They are meant to collapse easily on impact so that they do not become a flying projectile that could harm other vehicles or pedestrians. Additionally, the stack-able nature of these barriers means that many of them can be transported and deployed quickly and easily to a work zone or construction area. They can also be taken down quickly and stored when not in use without taking up a huge amount of room. Style I Barricades are often used for pedestrian traffic control or on low-speed roads.
Type II Barricade
Just like Type I, a Type II barricade is lightweight and can be folded flat. It should also collapse easily upon impact.
It differs from Style I in that it has two reflective rails instead of one, with alternating orange and white stripes. Because the bottom portion of the barricade is also a reflective surface, these barricades generally offer better visibility at night than the Style I barriers. Therefore, Type II barriers are recommended for use on expressways or other higher speed roads.
Type III Barricade
Style III barricades are larger and have three reflective panels with alternating orange and white stripes. They are at least 4 feet wide, or larger, and are most often used for road closings because of their size and visibility. You can see this style of barrier positioned across roadways for detours, road closings, around heavy equipment, and for other types of traffic control.
Like Style I and Style II barricades, the Type III name refers to the number of reflective panels; in this case, three. However, unlike Type I and II, the Style III category of road barrier refers to only one variety of barricade. This style consists of two uprights, made of either wood, plastic, or steel, with three reflective rails between them. Sheeting can be on one side or both, they are break-away and typically come with a 360-degree flashing light.
Type III barricades are usually larger and more prominent than folding or parade-style barricades, so they are typically used to block access when an entire roadway or path is closed.
Where can you buy road barricades?
Worksafe Traffic Control Industries has you covered! We manufacture and distribute state-of-the-art traffic control products and devices, as well as commercial signs. We carry a full line of road barricades and can help you decide which ones will best suit your needs, along with the option to rent or buy. All our Type I, II and III break-away barriers are NCHRP 350 compliant.
Our Style I and Style II road barriers come in wood or plastic, while our Style III barricade has a galvanized square tubing frame.
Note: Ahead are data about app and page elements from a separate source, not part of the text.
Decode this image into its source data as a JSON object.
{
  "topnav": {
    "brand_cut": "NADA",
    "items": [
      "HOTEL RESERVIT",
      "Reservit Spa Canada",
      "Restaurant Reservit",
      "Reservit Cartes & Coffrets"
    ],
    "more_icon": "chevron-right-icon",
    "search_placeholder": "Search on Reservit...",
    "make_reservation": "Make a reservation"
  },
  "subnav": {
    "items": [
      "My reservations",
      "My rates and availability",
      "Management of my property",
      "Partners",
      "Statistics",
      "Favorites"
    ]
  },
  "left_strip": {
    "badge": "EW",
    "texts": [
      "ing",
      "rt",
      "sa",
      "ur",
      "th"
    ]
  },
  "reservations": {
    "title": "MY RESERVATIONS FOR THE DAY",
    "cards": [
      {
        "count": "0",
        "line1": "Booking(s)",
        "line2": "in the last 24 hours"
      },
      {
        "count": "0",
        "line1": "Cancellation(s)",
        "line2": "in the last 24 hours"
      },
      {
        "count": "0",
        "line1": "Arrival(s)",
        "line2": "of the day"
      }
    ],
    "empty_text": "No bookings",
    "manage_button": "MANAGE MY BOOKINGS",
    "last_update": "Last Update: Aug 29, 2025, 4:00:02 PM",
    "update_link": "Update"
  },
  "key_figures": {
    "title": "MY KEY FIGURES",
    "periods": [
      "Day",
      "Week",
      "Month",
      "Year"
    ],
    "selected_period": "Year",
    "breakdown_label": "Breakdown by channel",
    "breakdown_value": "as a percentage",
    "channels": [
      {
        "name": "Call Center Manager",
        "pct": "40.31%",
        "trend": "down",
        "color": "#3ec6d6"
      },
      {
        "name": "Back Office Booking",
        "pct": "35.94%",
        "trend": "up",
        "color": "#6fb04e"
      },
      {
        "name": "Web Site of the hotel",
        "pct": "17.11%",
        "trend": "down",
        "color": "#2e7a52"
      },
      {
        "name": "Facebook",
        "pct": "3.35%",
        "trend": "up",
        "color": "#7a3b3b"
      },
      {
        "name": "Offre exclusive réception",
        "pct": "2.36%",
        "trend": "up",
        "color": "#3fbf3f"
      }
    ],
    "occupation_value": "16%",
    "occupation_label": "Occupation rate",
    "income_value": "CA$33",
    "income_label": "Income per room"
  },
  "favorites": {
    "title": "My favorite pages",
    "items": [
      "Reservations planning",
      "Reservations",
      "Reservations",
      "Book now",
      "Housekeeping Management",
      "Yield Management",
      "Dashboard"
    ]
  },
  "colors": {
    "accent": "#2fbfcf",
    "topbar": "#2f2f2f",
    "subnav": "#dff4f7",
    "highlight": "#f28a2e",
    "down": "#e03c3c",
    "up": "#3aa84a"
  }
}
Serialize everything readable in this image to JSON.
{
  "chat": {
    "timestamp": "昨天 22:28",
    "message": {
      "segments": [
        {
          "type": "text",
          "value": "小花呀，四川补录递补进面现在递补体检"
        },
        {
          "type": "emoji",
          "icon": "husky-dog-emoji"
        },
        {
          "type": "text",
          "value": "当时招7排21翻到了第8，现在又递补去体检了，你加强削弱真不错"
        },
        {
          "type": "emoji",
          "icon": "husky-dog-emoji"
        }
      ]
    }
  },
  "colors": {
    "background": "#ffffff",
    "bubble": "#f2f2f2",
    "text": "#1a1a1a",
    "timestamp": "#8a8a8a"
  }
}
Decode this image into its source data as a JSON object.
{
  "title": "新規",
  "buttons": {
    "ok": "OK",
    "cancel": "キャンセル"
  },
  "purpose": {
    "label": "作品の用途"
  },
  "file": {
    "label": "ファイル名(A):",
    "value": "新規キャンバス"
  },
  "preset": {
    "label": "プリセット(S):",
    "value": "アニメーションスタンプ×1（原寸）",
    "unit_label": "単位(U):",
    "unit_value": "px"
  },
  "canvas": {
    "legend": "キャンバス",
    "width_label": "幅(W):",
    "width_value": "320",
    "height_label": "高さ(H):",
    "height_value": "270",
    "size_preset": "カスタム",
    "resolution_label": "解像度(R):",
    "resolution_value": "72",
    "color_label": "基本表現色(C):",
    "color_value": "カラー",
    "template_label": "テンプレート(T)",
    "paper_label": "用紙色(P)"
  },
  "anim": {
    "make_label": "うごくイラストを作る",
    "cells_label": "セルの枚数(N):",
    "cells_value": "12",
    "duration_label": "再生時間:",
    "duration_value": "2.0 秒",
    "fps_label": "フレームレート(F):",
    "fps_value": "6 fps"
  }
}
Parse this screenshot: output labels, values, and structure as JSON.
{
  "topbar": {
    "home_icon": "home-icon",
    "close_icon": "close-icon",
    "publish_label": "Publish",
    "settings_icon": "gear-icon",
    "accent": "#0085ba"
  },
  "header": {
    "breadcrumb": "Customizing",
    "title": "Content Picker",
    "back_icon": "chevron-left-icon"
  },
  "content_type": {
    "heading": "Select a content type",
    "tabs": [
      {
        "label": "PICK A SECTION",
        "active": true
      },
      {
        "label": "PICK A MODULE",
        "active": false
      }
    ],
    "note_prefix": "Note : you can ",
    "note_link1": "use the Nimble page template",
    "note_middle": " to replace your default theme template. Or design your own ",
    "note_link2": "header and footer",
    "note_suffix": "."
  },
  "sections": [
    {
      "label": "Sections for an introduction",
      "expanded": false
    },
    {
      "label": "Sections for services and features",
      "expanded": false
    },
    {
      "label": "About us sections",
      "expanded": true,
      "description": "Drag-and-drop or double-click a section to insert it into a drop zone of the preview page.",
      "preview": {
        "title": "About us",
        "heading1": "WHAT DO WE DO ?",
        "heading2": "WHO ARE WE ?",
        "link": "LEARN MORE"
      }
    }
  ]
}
We are committed to providing our customers with top-quality products that meet or exceed industry standards. In addition, we offer expert technical advice, competitive pricing, and outstanding customer service.
To recap, Types I and II road barriers are very similar. Type I has one reflective panel, and Type II has two panels. Both are folding barriers that will collapse easily on impact, are easily transported and easily stored in a minimum amount of space.
Style I is usually recommended for pedestrian traffic control or on low-speed roads, while Style II is more often recommended for use on expressways or other higher speed roads. Style III is larger and heavier and is most often used to block an entire road or exit. Always refer to your project plans or the MUTCD for reference.
Keep in mind that the goal of any barrier setup is to create a safe environment that reduces or eliminates the likelihood of injuries or accidents with a combination of visual cues and physical barriers entirely. In order to do that effectively, you will need to know what type of traffic barricades will best fit your specific needs. Worksafe Traffic Control Industries can help you every step of the way. Find out how by calling us at 802-223-8948 or visiting us online.